By Matthew Hendley
By Monica Alonzo
By Monica Alonzo
By Monica Alonzo
By Stephen Lemons
By Jason P. Woodbury
By Dulce Paloma Baltazar Pedraza
By Ray Stern
John Wilson can't go straight home in the morning. The city of Phoenix won't let him.
He lives just blocks from where 32nd Street and Shea Boulevard dump all of north Phoenix, north Scottsdale and Paradise Valley's rush-hour traffic into the north end of the Squaw Peak Parkway. Three years ago, at the request of local residents honked off by the parade of cars cutting through the neighborhood while looking for a quick way onto the parkway, the city plastered the side streets with signs forbidding left turns, right turns, all entry during the morning and evening rush hours. And this was fine, because the locals could still get in through several nonarterial east-west streets.
More than a year ago, however, those backdoors into the neighborhood were slammed shut by the excavation to extend the Squaw Peak Parkway north to Bell Road. The cut-through traffic stopped. The signs stayed up.
And the police stayed on to make sure that no one disobeyed the signs. Wilson lives three doors from the no-left-turn (6 AM to 9 AM, Monday-Friday) sign at Desert Cove Avenue and 33rd Place. And he has been ticketed there for turning left.
Because of the highway diggings, Desert Cove ends at 33rd Place. It is impossible to make a right turn onto Desert Cove because there's no road from which to turn right. So any unfortunate driver who ends up there either has to turn left or make a U-turn.

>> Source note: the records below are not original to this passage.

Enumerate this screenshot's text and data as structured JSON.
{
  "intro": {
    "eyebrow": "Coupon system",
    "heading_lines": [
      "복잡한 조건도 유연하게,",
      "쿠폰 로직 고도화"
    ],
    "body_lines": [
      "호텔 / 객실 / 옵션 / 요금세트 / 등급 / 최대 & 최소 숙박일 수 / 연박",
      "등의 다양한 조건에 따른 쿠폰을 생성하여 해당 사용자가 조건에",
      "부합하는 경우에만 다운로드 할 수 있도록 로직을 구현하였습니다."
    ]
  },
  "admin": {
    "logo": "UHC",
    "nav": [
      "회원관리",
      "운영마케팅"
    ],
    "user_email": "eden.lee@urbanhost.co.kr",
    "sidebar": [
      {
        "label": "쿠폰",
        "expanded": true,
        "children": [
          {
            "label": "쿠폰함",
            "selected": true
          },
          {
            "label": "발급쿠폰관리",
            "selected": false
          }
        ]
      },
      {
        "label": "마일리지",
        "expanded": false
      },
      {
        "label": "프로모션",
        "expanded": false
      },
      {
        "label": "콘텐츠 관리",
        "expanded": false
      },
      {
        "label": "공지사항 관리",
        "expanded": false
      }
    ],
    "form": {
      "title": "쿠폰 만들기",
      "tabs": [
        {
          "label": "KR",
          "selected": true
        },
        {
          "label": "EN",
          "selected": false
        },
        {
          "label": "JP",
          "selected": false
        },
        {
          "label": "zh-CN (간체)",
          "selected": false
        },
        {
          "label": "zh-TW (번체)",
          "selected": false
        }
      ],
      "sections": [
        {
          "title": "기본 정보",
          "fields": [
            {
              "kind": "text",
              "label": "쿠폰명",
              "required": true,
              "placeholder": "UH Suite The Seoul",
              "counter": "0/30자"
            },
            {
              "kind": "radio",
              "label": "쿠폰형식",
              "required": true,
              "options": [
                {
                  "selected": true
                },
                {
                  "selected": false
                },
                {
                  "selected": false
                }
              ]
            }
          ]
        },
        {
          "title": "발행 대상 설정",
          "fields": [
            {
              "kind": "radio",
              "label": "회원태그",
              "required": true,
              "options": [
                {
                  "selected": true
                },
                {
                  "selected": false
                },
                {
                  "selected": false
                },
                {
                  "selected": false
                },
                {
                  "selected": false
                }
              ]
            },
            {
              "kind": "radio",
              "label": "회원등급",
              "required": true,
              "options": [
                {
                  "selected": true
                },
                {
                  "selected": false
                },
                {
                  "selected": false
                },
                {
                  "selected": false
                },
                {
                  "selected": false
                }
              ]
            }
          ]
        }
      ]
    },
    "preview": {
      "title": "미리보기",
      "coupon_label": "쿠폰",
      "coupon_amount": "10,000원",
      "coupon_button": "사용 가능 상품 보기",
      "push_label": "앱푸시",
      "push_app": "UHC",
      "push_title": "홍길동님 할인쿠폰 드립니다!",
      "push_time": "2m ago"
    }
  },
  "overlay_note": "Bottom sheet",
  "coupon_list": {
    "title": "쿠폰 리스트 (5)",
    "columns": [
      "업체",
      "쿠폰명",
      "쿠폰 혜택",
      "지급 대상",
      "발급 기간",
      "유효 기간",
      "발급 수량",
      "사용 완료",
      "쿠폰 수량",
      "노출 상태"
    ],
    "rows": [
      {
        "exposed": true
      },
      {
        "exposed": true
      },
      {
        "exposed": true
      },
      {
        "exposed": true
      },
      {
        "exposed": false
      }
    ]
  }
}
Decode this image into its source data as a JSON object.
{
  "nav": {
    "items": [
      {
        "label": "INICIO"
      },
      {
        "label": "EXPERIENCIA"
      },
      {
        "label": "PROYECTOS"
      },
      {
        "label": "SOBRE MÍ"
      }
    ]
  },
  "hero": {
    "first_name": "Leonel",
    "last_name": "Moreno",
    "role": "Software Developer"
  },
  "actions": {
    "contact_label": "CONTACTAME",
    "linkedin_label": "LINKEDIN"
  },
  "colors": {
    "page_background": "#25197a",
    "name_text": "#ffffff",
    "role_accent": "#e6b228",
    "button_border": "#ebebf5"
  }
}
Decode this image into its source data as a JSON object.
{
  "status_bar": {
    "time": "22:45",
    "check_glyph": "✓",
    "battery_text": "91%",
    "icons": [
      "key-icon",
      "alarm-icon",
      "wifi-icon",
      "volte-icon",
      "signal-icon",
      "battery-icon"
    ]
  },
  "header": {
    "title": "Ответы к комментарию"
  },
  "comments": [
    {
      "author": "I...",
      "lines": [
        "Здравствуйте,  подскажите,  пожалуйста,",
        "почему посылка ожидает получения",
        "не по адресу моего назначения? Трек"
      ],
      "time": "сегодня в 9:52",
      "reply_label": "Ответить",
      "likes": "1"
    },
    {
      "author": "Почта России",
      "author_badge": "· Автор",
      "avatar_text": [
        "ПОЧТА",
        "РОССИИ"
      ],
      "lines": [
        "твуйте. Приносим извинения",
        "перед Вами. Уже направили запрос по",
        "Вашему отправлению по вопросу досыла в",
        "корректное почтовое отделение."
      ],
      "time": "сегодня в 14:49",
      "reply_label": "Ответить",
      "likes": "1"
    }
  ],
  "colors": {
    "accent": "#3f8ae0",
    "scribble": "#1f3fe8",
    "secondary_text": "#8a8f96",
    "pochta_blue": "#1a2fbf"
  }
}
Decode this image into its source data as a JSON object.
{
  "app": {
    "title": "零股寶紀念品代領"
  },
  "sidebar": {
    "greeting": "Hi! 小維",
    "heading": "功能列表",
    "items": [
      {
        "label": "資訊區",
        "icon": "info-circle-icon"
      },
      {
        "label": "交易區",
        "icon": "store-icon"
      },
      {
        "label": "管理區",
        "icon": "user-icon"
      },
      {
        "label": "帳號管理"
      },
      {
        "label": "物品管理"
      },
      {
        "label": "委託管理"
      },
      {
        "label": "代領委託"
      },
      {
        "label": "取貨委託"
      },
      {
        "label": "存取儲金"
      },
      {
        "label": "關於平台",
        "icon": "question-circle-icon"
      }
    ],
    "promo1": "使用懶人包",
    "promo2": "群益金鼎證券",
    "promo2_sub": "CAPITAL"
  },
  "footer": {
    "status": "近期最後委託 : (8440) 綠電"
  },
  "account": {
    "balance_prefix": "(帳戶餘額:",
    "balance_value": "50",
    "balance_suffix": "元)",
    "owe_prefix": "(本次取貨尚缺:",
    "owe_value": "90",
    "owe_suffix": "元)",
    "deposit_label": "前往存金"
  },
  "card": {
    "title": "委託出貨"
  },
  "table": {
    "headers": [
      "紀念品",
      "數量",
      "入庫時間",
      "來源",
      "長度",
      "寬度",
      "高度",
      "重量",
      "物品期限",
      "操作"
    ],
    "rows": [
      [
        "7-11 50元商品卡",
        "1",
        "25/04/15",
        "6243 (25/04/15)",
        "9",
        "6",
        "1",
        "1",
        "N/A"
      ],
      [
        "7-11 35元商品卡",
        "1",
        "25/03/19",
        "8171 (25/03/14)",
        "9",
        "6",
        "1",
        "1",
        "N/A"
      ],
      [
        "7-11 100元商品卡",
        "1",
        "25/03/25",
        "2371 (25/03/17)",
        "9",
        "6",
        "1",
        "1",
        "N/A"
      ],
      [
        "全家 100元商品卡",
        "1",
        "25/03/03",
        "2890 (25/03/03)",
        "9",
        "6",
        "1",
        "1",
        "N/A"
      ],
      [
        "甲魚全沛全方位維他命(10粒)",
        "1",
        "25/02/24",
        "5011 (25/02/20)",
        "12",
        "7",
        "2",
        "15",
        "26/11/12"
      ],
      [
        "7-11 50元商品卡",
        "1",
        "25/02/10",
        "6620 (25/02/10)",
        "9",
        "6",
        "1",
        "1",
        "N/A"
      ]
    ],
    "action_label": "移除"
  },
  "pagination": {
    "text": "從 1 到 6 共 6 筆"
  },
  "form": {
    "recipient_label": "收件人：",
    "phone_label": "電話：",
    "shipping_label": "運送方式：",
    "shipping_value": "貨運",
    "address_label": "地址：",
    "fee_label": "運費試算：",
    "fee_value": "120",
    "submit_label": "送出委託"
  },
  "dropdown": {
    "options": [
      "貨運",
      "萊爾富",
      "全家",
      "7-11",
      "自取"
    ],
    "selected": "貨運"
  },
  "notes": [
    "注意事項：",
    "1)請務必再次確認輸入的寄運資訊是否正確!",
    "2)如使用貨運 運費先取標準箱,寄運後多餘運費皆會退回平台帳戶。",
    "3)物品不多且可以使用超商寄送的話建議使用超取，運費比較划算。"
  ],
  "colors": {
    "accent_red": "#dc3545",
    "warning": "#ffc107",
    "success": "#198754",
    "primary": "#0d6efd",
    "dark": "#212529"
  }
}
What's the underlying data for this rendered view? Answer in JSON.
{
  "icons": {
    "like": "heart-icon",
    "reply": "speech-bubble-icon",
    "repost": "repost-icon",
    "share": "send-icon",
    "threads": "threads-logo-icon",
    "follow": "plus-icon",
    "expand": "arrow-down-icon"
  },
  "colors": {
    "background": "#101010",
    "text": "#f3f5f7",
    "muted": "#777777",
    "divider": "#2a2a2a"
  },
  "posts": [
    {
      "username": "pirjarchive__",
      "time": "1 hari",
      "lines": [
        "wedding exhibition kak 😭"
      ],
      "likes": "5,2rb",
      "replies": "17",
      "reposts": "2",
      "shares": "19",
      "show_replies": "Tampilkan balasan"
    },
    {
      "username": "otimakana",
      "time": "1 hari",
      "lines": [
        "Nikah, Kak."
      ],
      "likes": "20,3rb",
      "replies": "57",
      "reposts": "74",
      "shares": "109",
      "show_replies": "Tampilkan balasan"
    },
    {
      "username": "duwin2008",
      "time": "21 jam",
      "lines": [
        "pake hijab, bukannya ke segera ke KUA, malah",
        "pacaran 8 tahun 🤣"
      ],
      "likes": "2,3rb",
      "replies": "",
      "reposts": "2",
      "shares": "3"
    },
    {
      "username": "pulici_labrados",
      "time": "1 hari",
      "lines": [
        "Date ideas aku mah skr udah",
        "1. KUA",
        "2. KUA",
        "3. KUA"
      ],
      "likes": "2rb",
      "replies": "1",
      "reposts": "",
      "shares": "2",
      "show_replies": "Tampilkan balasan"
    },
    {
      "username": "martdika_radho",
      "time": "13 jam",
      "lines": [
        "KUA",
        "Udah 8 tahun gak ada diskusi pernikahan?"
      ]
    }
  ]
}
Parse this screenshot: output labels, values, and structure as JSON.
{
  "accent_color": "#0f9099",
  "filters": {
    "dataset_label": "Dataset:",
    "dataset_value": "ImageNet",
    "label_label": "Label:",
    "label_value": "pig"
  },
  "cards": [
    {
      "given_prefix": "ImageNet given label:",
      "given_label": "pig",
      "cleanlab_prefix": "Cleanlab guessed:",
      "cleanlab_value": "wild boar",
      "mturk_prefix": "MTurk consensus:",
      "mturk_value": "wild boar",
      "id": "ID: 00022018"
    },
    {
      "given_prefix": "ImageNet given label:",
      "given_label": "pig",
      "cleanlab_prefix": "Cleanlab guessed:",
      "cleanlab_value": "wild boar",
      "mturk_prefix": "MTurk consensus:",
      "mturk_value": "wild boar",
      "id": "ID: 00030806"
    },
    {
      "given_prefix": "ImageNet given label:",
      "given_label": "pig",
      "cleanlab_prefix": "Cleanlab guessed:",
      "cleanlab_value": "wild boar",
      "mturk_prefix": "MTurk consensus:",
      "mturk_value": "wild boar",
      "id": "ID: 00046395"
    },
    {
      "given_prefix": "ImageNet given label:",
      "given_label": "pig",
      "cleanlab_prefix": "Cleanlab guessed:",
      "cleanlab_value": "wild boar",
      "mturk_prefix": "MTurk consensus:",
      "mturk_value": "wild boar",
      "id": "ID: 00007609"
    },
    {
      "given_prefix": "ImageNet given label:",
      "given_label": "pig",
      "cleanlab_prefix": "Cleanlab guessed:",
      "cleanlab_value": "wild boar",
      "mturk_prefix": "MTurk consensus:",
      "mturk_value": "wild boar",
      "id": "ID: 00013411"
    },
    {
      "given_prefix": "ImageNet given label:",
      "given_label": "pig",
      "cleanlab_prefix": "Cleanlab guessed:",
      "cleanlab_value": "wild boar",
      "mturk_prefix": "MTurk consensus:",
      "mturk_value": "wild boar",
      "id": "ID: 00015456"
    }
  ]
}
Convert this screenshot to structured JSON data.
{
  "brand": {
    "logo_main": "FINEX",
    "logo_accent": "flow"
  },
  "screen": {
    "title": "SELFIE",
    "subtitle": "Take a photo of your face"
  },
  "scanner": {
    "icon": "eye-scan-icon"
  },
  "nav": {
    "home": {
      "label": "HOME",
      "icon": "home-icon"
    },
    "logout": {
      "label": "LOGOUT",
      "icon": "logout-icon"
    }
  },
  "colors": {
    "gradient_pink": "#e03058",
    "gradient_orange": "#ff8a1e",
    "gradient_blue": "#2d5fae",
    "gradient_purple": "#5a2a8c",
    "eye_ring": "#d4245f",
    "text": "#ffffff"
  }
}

To get home from dropping his daughter off at school in the morning, Wilson has to drive another mile along two clogged major arterials before he can circle back to his house.
Wilson doesn't want to go the extra mile.
"These signs went up because of neighborhood traffic control," he says. "Any reasonable person would see that I am local traffic. When you cause people to drive in excess of one mile, it's not reasonable."
Wilson had already been displaced by the Squaw Peak Parkway. The house his family had lived in for years stood right in the path of the soon-to-be-completed road. By the time he moved to 33rd Place, the traffic-control signs were already up.
On the morning of May 26, Wilson was driving home from an errand, and before he turned left off of Desert Cove he saw a motorcycle police officer lying in wait, 40 or 50 feet into 33rd Place. He started to make a U-turn, but the officer waved him through, according to his account and that of his next-door neighbor, Peggy Beswick. Then as soon as Wilson got through the intersection, the officer ordered him to stop and wrote him a $40 citation.
"I've talked with other officers and said that anyone with common sense probably wouldn't cite me because I live right here," Wilson says.
Beswick, the neighbor, lived on 33rd Place before it was cut off by the new parkway.
"Then it was a cut-through street," she says. "People would cut through from 32nd Street instead of going down 36th Street and sitting at the light. Once they started digging the big hole out there, traffic stopped."
On that same morning, Beswick's ex-husband was ticketed while bringing their son home. So was the truck driver delivering a mattress for Beswick's newborn. And so were other neighbors.
"Usually the reason you have laws is for safety's sake, not to appease a bunch of people who want the streets for their own private property," says Wilson, who was not party to the original petition to keep nonlocals out and doesn't care much for the concept. "Without drive-through traffic on this street anymore, whose safety are you protecting? Now the city's writing out tickets to residents of the area, people that live here, local traffic."
Because it's not a through street, there's no reason to drive down 33rd Place unless you live there or have business there. Or unless you're a police officer looking for a good spot to use up a book of tickets.
Now when Wilson or his wife return from driving their daughter to nearby Shadow Mountain High School, they have two choices for getting home: They can try to cross bumper-to-bumper traffic on Shea at 35th Street, where there is no traffic light, or they can go the extra mile to 36th Street, turn south to Shea and wait at the light to turn right, then turn right again on 35th Street. It's an extra 10 to 20 minutes on a bad day, and, as Wilson says of the 36th Street intersection, "Sometimes you might be there for three or four lights."
Wilson's wife got into an accident there because frustrated southbound drivers swerve into the northbound lanes trying to get around the back-up.
"I'm saying what's most expedient at this point in time is to get this sign down so that people can come to their homes in the morning," Wilson says. "Some of our children have summer school and have other needs in this area that we need to return home."
But what seems expedient is not always easy. There are two intersections within a mile of Wilson where, in recent years, much-needed traffic controls weren't installed until children were killed there.